Article first published online: 21 NOV 2007
Copyright © 2007 Wiley-Liss, Inc.
International Journal of Cancer
Volume 122, Issue 6, pages 1368–1373, 15 March 2008
How to Cite
Puumala, S. E., Soler, J. T., Johnson, K. J. and Spector, L. G. (2008), Birth characteristics and Wilms tumor in Minnesota. Int. J. Cancer, 122: 1368–1373. doi: 10.1002/ijc.23275
- Issue published online: 21 JAN 2008
- Article first published online: 21 NOV 2007
- Manuscript Accepted: 4 OCT 2007
- Manuscript Received: 20 AUG 2007
- Children's Cancer Research Fund
- Wilms tumor;
- birth characteristics;
- childhood cancer;

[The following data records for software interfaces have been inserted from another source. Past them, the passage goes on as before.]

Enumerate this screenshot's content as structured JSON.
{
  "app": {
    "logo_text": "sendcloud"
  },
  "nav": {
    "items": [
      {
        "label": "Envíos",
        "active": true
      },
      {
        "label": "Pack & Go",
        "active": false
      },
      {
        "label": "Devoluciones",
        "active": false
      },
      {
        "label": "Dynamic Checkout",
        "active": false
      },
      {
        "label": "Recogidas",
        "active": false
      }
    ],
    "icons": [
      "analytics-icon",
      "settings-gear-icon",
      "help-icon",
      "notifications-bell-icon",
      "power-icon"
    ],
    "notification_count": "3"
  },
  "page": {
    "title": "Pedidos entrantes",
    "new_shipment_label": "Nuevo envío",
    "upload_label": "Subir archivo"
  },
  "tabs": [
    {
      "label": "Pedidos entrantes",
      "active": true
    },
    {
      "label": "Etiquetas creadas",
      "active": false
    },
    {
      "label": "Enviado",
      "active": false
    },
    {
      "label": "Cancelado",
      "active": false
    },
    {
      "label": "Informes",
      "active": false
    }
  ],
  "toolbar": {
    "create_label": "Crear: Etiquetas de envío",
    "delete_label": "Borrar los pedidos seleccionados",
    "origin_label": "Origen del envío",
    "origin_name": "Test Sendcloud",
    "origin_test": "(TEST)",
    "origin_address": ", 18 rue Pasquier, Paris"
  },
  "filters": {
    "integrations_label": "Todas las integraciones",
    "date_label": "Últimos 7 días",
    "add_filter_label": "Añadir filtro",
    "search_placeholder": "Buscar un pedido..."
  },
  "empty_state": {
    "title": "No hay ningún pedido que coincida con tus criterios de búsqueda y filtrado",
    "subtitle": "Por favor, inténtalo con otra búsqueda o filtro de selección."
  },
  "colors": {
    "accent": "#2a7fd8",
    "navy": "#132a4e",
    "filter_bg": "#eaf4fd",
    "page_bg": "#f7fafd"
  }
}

Wilms tumor (WT) is a childhood kidney cancer with the highest rate of occurrence before the age of 2. Since it is rare, previous research has been limited and few risk factors have been established. We used a case-cohort design to examine the influence of birth characteristics on occurrence of WT in Minnesota. A total of 2,188 cases of cancer diagnosed in children aged 28 days to 14 years from 1988 to 2004 were identified using the Minnesota Cancer Surveillance System (MCSS). For each case, 4 children were randomly selected from Minnesota birth records during 1976–2004, frequency matched on birth year. Thus, a total of 8,752 children comprised the subcohort for the study, who in this analysis, served as comparison to the 138 cases of WT. Study variables included parental demographics, maternal pregnancy history and conditions and health and conditions of the child at birth. Associations with WT were assessed using hazard ratios (HR) and 95% confidence intervals (CI) calculated from stratified Cox regression models. We found an increased risk of WT for children who were large for gestational age compared to those average for gestational age and for children with congenital abnormalities. There was also an increased risk for children with a birth weight > 4,000 g compared to those with a birth weight between 2,500 and 4,000 g. All other factors examined showed no association with WT. This study contributes to the mounting evidence that children with large size at birth have an increased risk of WT. © 2007 Wiley-Liss, Inc.